Ricardo Gomes, a biologist and director of the Urban Sea Institute, recorded the reappearance of long unspotted, colorful species such as the pink flying gurnard and the fluorescent blue marine angelfish, in his first dive since the start of the pandemic.
“I was so amazed by what I saw that I used up the very last breath of my oxygen tank. I did not want to leave. The water was not even that clean, but the [Guanabara] Bay surprised me,” said Mr. Gomes, who has been diving in the bay for 30 years. “I saw species that I’ve never seen before, like the rainbow parrotfish, that are part of the local fauna, but are usually extremely hard to spot.”
Neglecting our sea treasures
Mr. Gomes explains that the reduction in fishing and other marine activities in the Guanabara Bay may have aided the reappearance of some of its 202 fish species. He cautions, however, that their return has little to do with a supposed pollution decrease.
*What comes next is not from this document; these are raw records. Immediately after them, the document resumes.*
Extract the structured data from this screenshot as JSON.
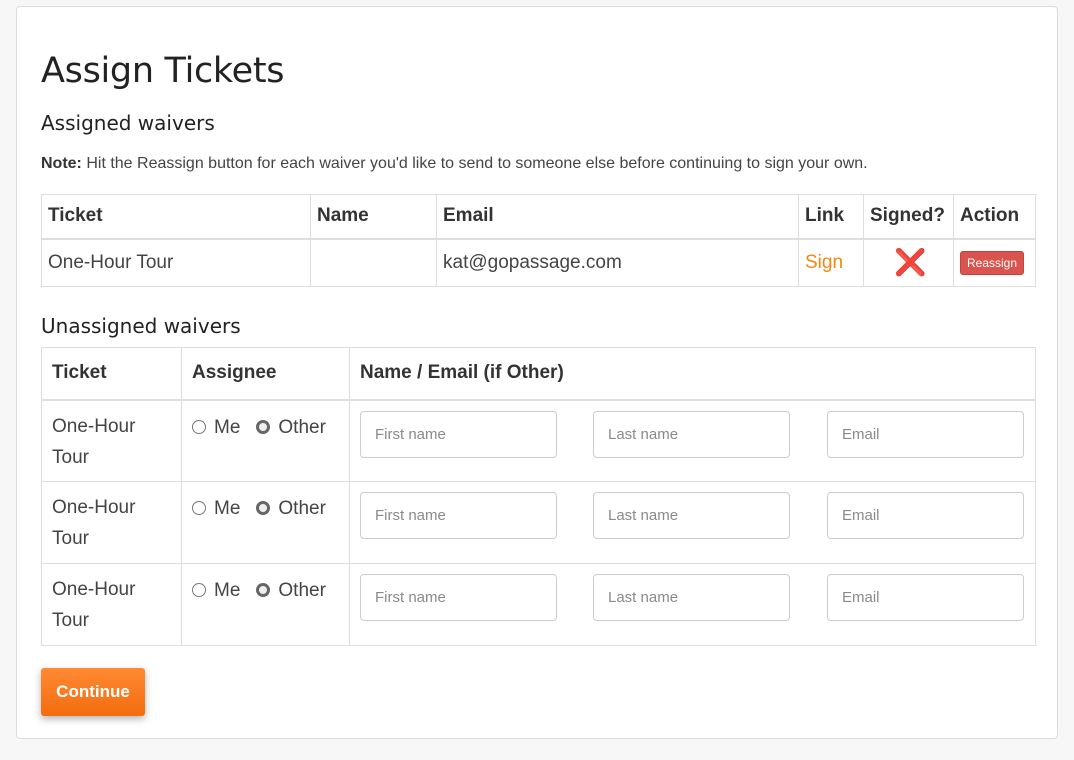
{
  "title": "Assign Tickets",
  "assigned": {
    "heading": "Assigned waivers",
    "note_label": "Note:",
    "note_text": " Hit the Reassign button for each waiver you'd like to send to someone else before continuing to sign your own.",
    "columns": [
      "Ticket",
      "Name",
      "Email",
      "Link",
      "Signed?",
      "Action"
    ],
    "rows": [
      {
        "ticket": "One-Hour Tour",
        "name": "",
        "email": "kat@gopassage.com",
        "link": "Sign",
        "signed": "❌",
        "action": "Reassign"
      }
    ]
  },
  "unassigned": {
    "heading": "Unassigned waivers",
    "columns": [
      "Ticket",
      "Assignee",
      "Name / Email (if Other)"
    ],
    "option_me": "Me",
    "option_other": "Other",
    "placeholders": {
      "first": "First name",
      "last": "Last name",
      "email": "Email"
    },
    "rows": [
      {
        "ticket_line1": "One-Hour",
        "ticket_line2": "Tour"
      },
      {
        "ticket_line1": "One-Hour",
        "ticket_line2": "Tour"
      },
      {
        "ticket_line1": "One-Hour",
        "ticket_line2": "Tour"
      }
    ]
  },
  "continue_label": "Continue",
  "colors": {
    "accent": "#f7870f",
    "danger": "#d9534f"
  }
}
The bay’s leading polluter, Rio de Janeiro’s sewage system, is still contaminating waters at its regular rates.
On average, the bay is capable of renewing around half of its water every 12 days, which recently hasn’t been enough to handle the high sewage levels regularly dumped on it, Mr. Gomes warns. “I believe the coronavirus taught us how fragile life is. We should take this lesson [to heart] on our relationship with the environment and protect the treasures we have at the Guanabara [Bay], our home,” he added.Support this coverage →